The Service comprises forty-five (45) Prison Establishments located in all the ten regions of Ghana. At the apex is the Prisons Headquarters in Accra which also houses the offices of the Director-General of Prisons and his two deputies, five Directors of Prisons and other principal office holders. The Headquarters is the administrative nerve centre of the Service where prison policies are formulated for effective management of all prison establishments in Ghana. In addition, there are seven (7) Central Prisons, seven (7) Female Prisons, fourteen (14) Local Prisons, one Medium Security Prison at Nsawam, one Contagious Disease Prison (CDP) at Ankaful and nine (9) Agricultural Settlement Camp prisons. A new Maximum Security Prisons has been opened at Ankaful in the Central Region. In addition to these prisons are the Prisons Officers Training School (POTS) in Accra with the sole objective of catering for the internal training and human resource development of prison officers and the Accra Senior Correctional Centre (formerly called Ghana Borstal Institution) for the moral training and proper socio-religious development of juvenile offenders. Read more
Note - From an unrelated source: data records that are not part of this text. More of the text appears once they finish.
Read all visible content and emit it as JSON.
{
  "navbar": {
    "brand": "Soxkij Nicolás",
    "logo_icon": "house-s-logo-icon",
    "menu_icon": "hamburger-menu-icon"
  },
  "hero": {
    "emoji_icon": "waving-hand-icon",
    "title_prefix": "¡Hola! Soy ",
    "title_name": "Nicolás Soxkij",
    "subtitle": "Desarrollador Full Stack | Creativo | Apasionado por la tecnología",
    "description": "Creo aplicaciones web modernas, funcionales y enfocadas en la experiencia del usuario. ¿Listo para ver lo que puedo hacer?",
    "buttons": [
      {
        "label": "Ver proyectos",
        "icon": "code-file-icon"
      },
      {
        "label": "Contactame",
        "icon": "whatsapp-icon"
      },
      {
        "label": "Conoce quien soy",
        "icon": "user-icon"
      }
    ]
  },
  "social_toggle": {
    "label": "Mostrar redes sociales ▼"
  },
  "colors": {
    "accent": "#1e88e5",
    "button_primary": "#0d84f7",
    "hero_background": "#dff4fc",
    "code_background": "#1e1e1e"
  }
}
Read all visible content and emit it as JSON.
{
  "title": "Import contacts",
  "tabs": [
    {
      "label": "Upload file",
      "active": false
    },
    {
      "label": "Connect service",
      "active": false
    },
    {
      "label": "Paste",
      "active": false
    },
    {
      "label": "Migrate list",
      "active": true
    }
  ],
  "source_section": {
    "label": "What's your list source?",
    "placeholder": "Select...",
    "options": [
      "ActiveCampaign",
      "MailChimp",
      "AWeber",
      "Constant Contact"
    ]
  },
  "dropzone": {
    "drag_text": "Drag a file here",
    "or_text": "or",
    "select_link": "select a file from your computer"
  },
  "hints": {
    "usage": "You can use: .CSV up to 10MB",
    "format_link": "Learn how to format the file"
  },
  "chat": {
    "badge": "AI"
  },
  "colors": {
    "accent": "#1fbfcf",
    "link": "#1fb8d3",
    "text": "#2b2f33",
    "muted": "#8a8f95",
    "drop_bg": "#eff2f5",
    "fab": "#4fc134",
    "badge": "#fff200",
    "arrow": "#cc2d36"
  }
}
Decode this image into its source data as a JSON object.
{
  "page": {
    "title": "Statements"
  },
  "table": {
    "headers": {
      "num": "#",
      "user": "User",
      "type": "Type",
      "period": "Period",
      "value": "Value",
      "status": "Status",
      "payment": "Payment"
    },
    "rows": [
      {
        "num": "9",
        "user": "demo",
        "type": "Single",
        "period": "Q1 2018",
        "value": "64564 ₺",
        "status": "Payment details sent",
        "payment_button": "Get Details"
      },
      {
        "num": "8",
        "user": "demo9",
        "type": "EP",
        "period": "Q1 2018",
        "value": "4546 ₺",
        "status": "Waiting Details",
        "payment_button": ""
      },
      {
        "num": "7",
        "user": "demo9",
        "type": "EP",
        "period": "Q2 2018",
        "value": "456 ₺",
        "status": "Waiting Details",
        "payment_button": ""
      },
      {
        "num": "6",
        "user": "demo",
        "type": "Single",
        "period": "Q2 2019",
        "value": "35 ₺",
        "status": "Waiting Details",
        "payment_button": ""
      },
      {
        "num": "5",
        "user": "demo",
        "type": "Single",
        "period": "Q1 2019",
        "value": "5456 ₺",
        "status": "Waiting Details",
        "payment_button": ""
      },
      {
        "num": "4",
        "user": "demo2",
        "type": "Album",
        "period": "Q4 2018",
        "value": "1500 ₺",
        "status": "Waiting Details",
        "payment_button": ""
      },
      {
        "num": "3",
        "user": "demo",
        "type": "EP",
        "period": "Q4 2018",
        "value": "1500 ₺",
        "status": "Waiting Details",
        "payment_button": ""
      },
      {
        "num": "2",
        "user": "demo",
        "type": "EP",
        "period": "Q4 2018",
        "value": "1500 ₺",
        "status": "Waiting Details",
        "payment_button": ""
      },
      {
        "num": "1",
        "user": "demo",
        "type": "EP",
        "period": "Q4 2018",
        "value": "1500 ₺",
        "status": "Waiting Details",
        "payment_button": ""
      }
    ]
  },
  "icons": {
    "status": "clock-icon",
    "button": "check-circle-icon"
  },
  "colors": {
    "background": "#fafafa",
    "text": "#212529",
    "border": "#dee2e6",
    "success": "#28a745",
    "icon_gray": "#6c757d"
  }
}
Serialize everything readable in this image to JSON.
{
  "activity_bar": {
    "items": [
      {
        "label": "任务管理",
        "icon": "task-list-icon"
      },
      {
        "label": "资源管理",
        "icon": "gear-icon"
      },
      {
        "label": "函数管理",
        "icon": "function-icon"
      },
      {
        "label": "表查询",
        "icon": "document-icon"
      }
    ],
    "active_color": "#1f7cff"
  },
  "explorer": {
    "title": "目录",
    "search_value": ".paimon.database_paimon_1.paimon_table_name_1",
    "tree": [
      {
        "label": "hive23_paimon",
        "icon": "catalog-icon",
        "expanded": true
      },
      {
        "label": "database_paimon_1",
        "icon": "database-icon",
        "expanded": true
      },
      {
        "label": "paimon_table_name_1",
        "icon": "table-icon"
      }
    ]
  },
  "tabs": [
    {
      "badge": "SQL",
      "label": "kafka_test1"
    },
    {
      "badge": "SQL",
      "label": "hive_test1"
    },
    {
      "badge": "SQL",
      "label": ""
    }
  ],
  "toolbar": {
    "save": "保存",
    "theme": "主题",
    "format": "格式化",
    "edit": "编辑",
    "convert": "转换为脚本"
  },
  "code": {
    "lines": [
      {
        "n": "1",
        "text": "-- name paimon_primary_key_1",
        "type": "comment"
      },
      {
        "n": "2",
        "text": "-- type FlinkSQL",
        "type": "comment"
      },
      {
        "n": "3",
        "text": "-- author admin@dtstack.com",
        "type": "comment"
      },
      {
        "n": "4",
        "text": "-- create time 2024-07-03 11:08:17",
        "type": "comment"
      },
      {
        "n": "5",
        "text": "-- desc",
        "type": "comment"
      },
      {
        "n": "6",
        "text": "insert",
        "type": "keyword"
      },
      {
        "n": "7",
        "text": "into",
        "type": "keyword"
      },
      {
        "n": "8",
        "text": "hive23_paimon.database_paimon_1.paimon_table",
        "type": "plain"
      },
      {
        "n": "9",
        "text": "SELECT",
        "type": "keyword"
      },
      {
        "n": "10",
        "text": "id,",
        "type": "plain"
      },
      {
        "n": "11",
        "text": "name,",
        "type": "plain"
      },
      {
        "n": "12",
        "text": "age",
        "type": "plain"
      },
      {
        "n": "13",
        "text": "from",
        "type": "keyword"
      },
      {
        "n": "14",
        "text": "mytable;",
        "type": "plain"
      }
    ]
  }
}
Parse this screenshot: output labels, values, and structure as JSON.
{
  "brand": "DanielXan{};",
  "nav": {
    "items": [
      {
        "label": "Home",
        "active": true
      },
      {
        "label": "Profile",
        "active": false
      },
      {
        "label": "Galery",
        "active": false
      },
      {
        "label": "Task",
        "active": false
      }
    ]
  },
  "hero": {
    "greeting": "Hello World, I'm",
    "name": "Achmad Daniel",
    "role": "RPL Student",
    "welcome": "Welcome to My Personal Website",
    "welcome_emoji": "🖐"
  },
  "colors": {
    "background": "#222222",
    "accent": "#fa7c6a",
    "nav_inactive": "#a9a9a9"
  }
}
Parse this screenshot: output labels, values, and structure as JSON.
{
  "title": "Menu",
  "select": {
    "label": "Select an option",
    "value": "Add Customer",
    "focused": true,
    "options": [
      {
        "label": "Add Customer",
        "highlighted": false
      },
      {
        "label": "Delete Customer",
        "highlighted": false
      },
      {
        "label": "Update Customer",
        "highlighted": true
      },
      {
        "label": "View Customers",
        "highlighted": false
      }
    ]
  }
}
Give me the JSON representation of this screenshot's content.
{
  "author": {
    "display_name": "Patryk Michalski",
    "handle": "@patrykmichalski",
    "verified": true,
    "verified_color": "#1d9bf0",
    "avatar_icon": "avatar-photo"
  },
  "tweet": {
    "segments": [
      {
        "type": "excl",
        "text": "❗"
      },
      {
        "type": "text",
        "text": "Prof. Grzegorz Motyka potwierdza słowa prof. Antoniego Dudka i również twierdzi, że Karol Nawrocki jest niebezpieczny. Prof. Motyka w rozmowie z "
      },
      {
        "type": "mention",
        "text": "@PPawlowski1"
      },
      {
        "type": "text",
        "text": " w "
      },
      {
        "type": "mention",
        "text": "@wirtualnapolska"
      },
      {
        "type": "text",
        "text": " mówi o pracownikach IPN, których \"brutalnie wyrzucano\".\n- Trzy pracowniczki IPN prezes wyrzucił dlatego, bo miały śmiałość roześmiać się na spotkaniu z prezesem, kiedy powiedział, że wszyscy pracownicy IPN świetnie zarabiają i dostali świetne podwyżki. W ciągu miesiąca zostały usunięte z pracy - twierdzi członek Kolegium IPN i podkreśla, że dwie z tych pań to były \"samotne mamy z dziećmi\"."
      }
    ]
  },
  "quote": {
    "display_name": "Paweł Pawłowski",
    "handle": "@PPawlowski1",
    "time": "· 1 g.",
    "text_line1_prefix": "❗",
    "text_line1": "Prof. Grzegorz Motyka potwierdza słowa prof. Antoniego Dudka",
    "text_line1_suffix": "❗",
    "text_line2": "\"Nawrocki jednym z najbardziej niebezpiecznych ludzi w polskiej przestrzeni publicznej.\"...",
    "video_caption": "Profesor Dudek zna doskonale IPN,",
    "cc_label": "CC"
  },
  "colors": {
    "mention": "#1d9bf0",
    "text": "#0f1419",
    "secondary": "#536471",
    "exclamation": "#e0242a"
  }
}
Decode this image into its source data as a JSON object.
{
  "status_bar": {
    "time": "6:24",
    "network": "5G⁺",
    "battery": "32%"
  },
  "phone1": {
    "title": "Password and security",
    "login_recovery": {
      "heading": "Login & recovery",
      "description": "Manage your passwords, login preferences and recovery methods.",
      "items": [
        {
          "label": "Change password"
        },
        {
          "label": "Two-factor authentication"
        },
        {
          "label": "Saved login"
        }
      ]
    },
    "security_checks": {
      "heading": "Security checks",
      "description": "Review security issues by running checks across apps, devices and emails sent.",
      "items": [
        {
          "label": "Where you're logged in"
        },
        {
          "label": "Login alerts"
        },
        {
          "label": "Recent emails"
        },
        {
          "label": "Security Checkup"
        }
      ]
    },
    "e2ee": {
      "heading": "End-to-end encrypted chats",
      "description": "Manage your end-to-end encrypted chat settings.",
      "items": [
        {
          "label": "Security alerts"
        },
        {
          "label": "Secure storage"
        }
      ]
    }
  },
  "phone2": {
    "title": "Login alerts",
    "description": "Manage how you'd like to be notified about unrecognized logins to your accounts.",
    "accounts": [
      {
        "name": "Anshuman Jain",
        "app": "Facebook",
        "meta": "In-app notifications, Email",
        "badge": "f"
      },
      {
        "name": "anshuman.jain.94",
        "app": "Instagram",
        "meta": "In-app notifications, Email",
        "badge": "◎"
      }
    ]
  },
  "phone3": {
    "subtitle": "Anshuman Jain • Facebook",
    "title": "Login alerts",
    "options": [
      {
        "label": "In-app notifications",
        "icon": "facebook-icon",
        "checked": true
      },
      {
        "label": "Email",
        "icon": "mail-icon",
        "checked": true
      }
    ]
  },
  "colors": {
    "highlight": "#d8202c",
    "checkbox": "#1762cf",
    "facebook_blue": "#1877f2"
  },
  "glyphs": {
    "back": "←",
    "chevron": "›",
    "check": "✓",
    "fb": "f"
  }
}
In the pre-colonial era, before the existence of Fire Service, fires were controlled by Traditional rulers, using the Asafo Companies (Traditional Soldiers) to fight all kinds of fires in their communities and localities.It was not until 1955 before the colonial government found the need to reorganize the various Asafo Companies into vibrant groups to tackle both domestic and bushfires as there were only a few industries. With the restructuring of the political administration of the Gold Coast into Local Government concept, a lot of the members of the Asafo Companies opted to become employees of the Local Government Institutions in the Country.. Read more
The service was established in 1839 and was under the jurisdiction of the Civil Service Department of Ghana. In 1986, the Flight Lieutenant Rawlings government made the service autonomous backed by the PNDC Law 144. The law was replaced in 1993 by the PNDC Law 330.
The Customs Division is responsible for the collection of Import Duty, Import VAT, Export Duty, Petroleum Tax, Import Excise and other taxes, levies and fees.
The Customs Division also ensures the protection of revenue by preventing smuggling. This is done by physically patrolling the borders and other strategic points, examination of goods, and search of premises, as well as scrutinizing documents relating to the goods. As a frontline institution at the country’s borders, Customs Division also plays a key role in surmounting external aggression and maintaining the territorial integrity of Ghana. Customs Division is part of the country’s security network.
In addition to these functions, Customs Division performs agency duties on behalf of other government organizations and Ministries by seeing to the enforcement of laws on import and export restrictions and prohibitions.
General Customs Guide and PROHIBITIONS AND RESTRICTIONS. Read More